Building an enterprise-class product requires scalability as a key component from the day the product is envisioned. In general, product managers tend to focus on their MVP with no idea of scalability.
With over 40 million monthly users, Uber’s journey has been spectacular. So much so, that other startups now aim to be the next ‘Uber’ of the industry they cater to.
The Minimum Viable Product (MVP) is a product which has just enough functionality to validate the underlying assumptions, test and learn about the target market and plan for the next evolutionary functionality for its continued development. Incidentally, most founders confuse the MVP with either a prototype or a full-blown product and fail to find the right balance between the two.
Many of you may know what a minimum viable product (MVP) is. It’s a powerful basic model that explains what your product does and why prospects should buy it. So in a way, MVP teaches you how to build good, sustainable products.
Innovify will be a trustworthy and creative partner you on your road to success. They will suggest ideas, they will help you focus on and improve your business, they can manage all your technology needs and they are generally very good to work with on a day to day basis.
The product talk hosted by Innovify saw a great participation in the second meet up on November 9th, 2015 at Just Eat, London where we discussed the importance and challenges of delivering a Minimum Viable Product (MVP).
It’s a big mistake to wait to publicly launch the product once it’s perfect. For example, startups spend (or waste) time and money building features which are the least important against the value proposition and delay the Go-To-Market date.
It’s surprisingly common that startups don’t carry out enough research to back up the hypothesis around their idea. At times, they completely misunderstand the value proposition on which they build their product. In simple terms, they try to solve a problem which doesn’t exist or can easily be solved with alternative solutions.

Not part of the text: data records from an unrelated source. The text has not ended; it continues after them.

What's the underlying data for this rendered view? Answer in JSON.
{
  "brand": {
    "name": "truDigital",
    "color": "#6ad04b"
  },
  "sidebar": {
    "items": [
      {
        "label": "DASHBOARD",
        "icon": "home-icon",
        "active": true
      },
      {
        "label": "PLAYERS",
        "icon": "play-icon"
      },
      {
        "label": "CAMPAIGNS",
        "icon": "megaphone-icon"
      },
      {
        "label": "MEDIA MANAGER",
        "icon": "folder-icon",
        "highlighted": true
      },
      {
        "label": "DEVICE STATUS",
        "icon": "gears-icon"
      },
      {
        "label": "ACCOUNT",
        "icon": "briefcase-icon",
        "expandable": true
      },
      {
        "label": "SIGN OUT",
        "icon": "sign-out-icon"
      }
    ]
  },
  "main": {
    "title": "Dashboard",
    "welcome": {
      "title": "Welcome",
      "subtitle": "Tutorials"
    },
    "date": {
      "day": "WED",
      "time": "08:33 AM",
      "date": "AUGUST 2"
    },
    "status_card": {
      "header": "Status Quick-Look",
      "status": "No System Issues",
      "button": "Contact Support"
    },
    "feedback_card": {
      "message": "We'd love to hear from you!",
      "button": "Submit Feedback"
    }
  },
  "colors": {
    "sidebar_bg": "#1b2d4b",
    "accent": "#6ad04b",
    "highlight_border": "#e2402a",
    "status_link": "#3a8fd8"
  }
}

You have that Eureka moment when you realise your creative idea has the power to change the world. However, only few of us are able to successfully execute them and that makes all the difference.